The big reason this matters is that he transferred a link, something all of us do every single day, and ended up being charged for it.
Jennifer Lynch, staff lawyer at the Electronic Frontier Foundation, discusses the charges against Barrett Brown, a journalist who has been in jail for over a year on 12 counts related to identify theft after linking to “files [that] contained revelations about close and perhaps inappropriate ties between government security agencies and private contractors.”
If the revelations about the N.S.A. surveillance were broken by Time, CNN or The New York Times, executives there would already be building new shelves to hold all the Pulitzer Prizes and Peabodies they expected. Same with the 2010 WikiLeaks video of the Apache helicopter attack. Instead, the journalists and organizations who did that work find themselves under attack, not just from a government bent on keeping its secrets, but from friendly fire by fellow journalists. What are we thinking?
Should journalists be worried about laser listening devices? The UK government warned the Guardian that they might be at risk. BBC News takes a look at how laser listening devices work.
I worry a lot about the outsourcing of email at a news organization. We only have two layers of protection, right? One is technological and one is legal. So certainly our lawyers at a news organization are gonna fight to protect our emails. But, if they don’t fully control them technically, they can’t mount a very good argument. If Gmail is handling our emails, then we have to rely on them to mount our legal arguments. And that’s not a situation that news organizations have been in, in the past.
Julia Angwin, who covers computer security and privacy at The Wall Street Journal.
Laura and Glenn are among the few who reported fearlessly on controversial topics throughout this period, even in the face of withering personal criticism, [which] resulted in Laura specifically becoming targeted by the very programs involved in the recent disclosures. She had demonstrated the courage, personal experience and skill needed to handle what is probably the most dangerous assignment any journalist can be given — reporting on the secret misdeeds of the most powerful government in the world — making her an obvious choice.

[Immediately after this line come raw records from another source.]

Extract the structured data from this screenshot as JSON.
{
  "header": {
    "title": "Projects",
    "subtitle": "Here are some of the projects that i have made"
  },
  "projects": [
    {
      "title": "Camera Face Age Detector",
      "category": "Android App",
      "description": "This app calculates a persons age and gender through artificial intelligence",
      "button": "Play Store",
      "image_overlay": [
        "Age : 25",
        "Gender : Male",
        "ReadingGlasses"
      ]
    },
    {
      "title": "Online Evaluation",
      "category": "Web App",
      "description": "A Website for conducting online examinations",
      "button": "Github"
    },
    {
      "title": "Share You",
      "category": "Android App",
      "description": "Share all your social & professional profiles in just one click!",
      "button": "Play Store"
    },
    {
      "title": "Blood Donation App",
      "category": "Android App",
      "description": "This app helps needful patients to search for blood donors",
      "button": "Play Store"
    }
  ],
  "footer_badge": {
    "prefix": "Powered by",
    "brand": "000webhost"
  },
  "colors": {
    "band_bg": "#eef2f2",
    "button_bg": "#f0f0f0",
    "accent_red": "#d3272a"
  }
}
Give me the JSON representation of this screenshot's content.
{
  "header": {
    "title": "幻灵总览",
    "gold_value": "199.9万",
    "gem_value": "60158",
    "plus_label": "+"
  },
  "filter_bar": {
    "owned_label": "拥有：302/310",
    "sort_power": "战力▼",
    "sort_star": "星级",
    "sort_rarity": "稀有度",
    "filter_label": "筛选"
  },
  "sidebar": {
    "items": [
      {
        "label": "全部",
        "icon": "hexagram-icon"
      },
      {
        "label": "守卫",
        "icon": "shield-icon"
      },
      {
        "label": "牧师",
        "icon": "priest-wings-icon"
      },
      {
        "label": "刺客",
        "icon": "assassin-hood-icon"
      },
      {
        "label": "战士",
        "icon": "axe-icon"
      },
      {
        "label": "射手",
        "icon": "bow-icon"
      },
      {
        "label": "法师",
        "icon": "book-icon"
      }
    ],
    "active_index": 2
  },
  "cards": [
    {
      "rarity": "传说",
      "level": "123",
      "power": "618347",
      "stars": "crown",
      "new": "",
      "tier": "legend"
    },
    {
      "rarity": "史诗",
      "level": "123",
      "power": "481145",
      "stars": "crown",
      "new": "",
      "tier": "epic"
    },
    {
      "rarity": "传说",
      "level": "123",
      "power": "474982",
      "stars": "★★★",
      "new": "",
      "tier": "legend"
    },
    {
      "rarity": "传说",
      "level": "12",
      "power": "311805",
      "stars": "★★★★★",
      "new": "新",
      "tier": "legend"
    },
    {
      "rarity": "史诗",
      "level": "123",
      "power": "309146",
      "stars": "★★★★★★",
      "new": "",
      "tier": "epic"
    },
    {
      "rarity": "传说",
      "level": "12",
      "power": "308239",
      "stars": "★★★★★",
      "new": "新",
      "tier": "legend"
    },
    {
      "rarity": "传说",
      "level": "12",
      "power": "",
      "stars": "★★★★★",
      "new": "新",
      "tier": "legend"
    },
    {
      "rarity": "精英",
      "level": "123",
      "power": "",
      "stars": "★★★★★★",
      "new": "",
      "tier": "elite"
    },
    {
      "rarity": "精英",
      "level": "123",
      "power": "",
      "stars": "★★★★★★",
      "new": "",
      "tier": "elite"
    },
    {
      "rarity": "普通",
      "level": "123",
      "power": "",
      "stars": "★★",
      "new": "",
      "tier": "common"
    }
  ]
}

In this long read from the New York Times Magazine, investigative reporter Peter Maas takes an in-depth look at Laura Poitras and Glenn Greenwald, who helped Snowden publicize the NSA leaks, highlighting their approach to publishing the material and the security issues they now face.